The case was brought by 409 relatives of those killed or injured and survivors of the attack, in which more than 1,000 people were held hostage for more than two days in a school gymnasium rigged with explosives by heavily armed Chechen separatists.
Survivors and relatives of those caught up in the bloody attack have long called for answers about what happened and whether the security forces' armed response led to unnecessary deaths among the hostages.
Kremlin spokesman Dmitry Peskov said the court's judgment against a country which had suffered a terror attack was "unacceptable" and overly emotional.
In its ruling, the court said the Russian authorities had not done enough to keep the school safe.
"The authorities had been in possession of sufficiently specific information of a planned terrorist attack in the area, linked to an educational institution. Nevertheless, not enough had been done to disrupt the terrorists meeting and preparing; insufficient steps had been taken to prevent them travelling on the day of the attack; security at the school had not been increased; and neither the school nor the public had been warned of the threat," a press release on the judgment said.

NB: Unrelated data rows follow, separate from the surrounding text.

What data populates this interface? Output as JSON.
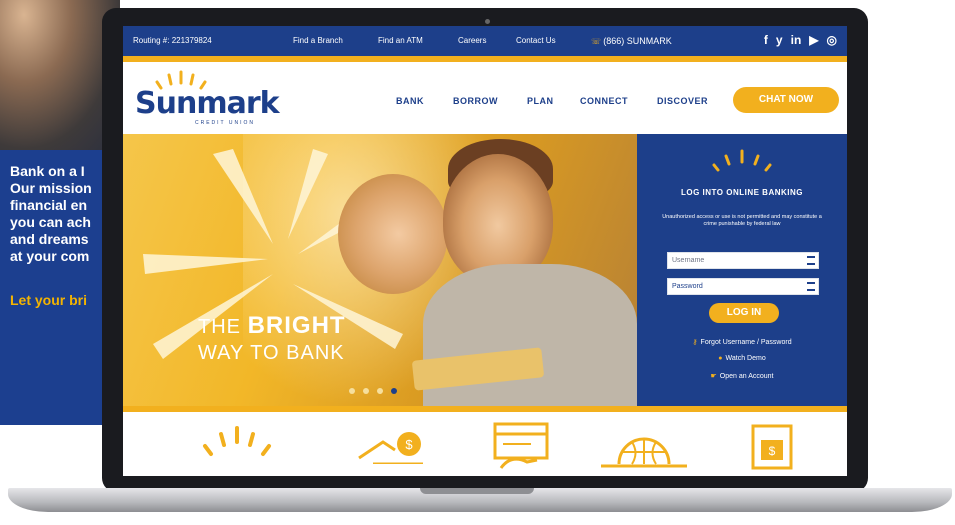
{
  "poster": {
    "lines": [
      "Bank on a I",
      "Our mission",
      "financial en",
      "you can ach",
      "and dreams",
      "at your com"
    ],
    "cta": "Let your bri"
  },
  "topbar": {
    "routing": "Routing #: 221379824",
    "find_branch": "Find a Branch",
    "find_atm": "Find an ATM",
    "careers": "Careers",
    "contact": "Contact Us",
    "phone": "(866) SUNMARK",
    "social": [
      "f",
      "y",
      "in",
      "▶",
      "◎"
    ]
  },
  "brand": {
    "name": "Sunmark",
    "sub": "CREDIT UNION"
  },
  "nav": {
    "items": [
      "BANK",
      "BORROW",
      "PLAN",
      "CONNECT",
      "DISCOVER"
    ],
    "chat": "CHAT NOW"
  },
  "hero": {
    "title_line1_a": "THE",
    "title_line1_b": "BRIGHT",
    "title_line2": "WAY TO BANK",
    "slide_count": 4,
    "active_slide": 4
  },
  "login": {
    "title": "LOG INTO ONLINE BANKING",
    "note": "Unauthorized access or use is not permitted and may constitute a crime punishable by federal law",
    "username_placeholder": "Username",
    "password_placeholder": "Password",
    "button": "LOG IN",
    "forgot": "Forgot Username / Password",
    "demo": "Watch Demo",
    "open": "Open an Account"
  },
  "colors": {
    "brand_blue": "#1d3f8a",
    "brand_yellow": "#f2b01e"
  },
  "icons": [
    "sun-icon",
    "house-dollar-icon",
    "card-hand-icon",
    "globe-icon",
    "phone-dollar-icon"
  ]
}
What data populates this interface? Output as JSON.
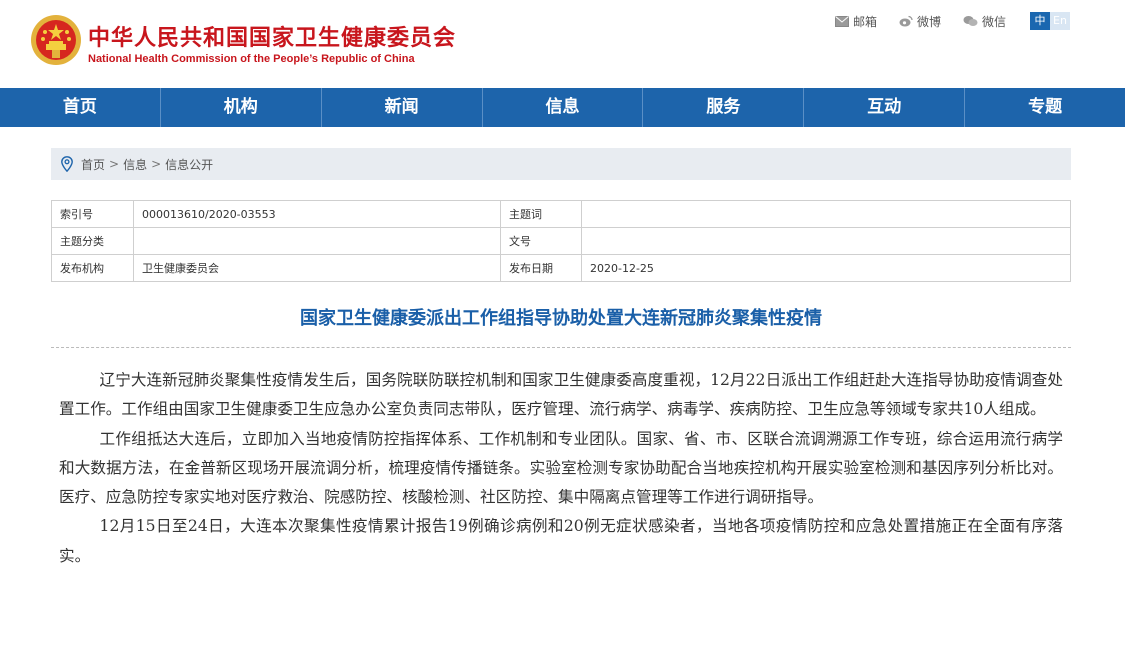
{
  "header": {
    "site_title_cn": "中华人民共和国国家卫生健康委员会",
    "site_title_en": "National Health Commission of the People’s Republic of China",
    "links": [
      {
        "label": "邮箱",
        "icon": "mail-icon"
      },
      {
        "label": "微博",
        "icon": "weibo-icon"
      },
      {
        "label": "微信",
        "icon": "wechat-icon"
      }
    ],
    "lang": {
      "zh": "中",
      "en": "En"
    }
  },
  "nav": {
    "items": [
      "首页",
      "机构",
      "新闻",
      "信息",
      "服务",
      "互动",
      "专题"
    ]
  },
  "breadcrumb": {
    "items": [
      "首页",
      "信息",
      "信息公开"
    ],
    "separator": ">"
  },
  "meta": {
    "rows": [
      {
        "k1": "索引号",
        "v1": "000013610/2020-03553",
        "k2": "主题词",
        "v2": ""
      },
      {
        "k1": "主题分类",
        "v1": "",
        "k2": "文号",
        "v2": ""
      },
      {
        "k1": "发布机构",
        "v1": "卫生健康委员会",
        "k2": "发布日期",
        "v2": "2020-12-25"
      }
    ]
  },
  "article": {
    "title": "国家卫生健康委派出工作组指导协助处置大连新冠肺炎聚集性疫情",
    "paragraphs": [
      "辽宁大连新冠肺炎聚集性疫情发生后，国务院联防联控机制和国家卫生健康委高度重视，12月22日派出工作组赶赴大连指导协助疫情调查处置工作。工作组由国家卫生健康委卫生应急办公室负责同志带队，医疗管理、流行病学、病毒学、疾病防控、卫生应急等领域专家共10人组成。",
      "工作组抵达大连后，立即加入当地疫情防控指挥体系、工作机制和专业团队。国家、省、市、区联合流调溯源工作专班，综合运用流行病学和大数据方法，在金普新区现场开展流调分析，梳理疫情传播链条。实验室检测专家协助配合当地疾控机构开展实验室检测和基因序列分析比对。医疗、应急防控专家实地对医疗救治、院感防控、核酸检测、社区防控、集中隔离点管理等工作进行调研指导。",
      "12月15日至24日，大连本次聚集性疫情累计报告19例确诊病例和20例无症状感染者，当地各项疫情防控和应急处置措施正在全面有序落实。"
    ]
  },
  "colors": {
    "brand_red": "#c8161d",
    "nav_blue": "#1d64ab",
    "title_blue": "#1a5fa8",
    "crumb_bg": "#e8ecf1"
  }
}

The court also identified "serious shortcomings" in the investigation into the attack by the Russian authorities.
There had been no proper examination of how the victims had died, it said. Russian authorities did not carry out a full forensic examination of the majority of victims and failed to properly record the location of most of the hostages' bodies.
In addition, other evidence at the scene was not properly secured and recorded, the court said, causing "irreparable harm to subsequent analysis of the event."
The court also criticized "serious shortcomings in the planning and control of the security operation" by Russian authorities responding to the hostage situation.
"In the absence of proper legal rules, powerful weapons such as tank cannon, grenade launchers and flame-throwers had been used on the school. This had contributed to the casualties among the hostages," it said.
A number of domestic investigations have been held in the years since the attack on Beslan's Middle School Number One and, in 2006, the only surviving hostage-taker was sentenced to life in prison.
But the court ruled that the Russian authorities had breached the applicants' rights, because "the investigation had not been 'effective', as it had not been capable of leading to a determination of whether the force used by the State had been justified in the circumstances. It also noted that the public scrutiny aspect of the investigation had been breached by the victims' restricted access to it."
The court ordered Russia to pay the 409 applicants a total of 2.9 million euros (almost $3.1 million) in compensation.
The ECHR is not a European Union body. It was established in 1959 to rule on violations set out in the European Convention on Human Rights, of which Russia is a signatory. However in late 2015 the Russian parliament passed a law allowing it to overrule judgments for the court and allowing the Russian constitution to take precedence.
Asked if the Russian government would abide by the court's decision, Peskov said: "All the necessary legal actions about this decision will take place."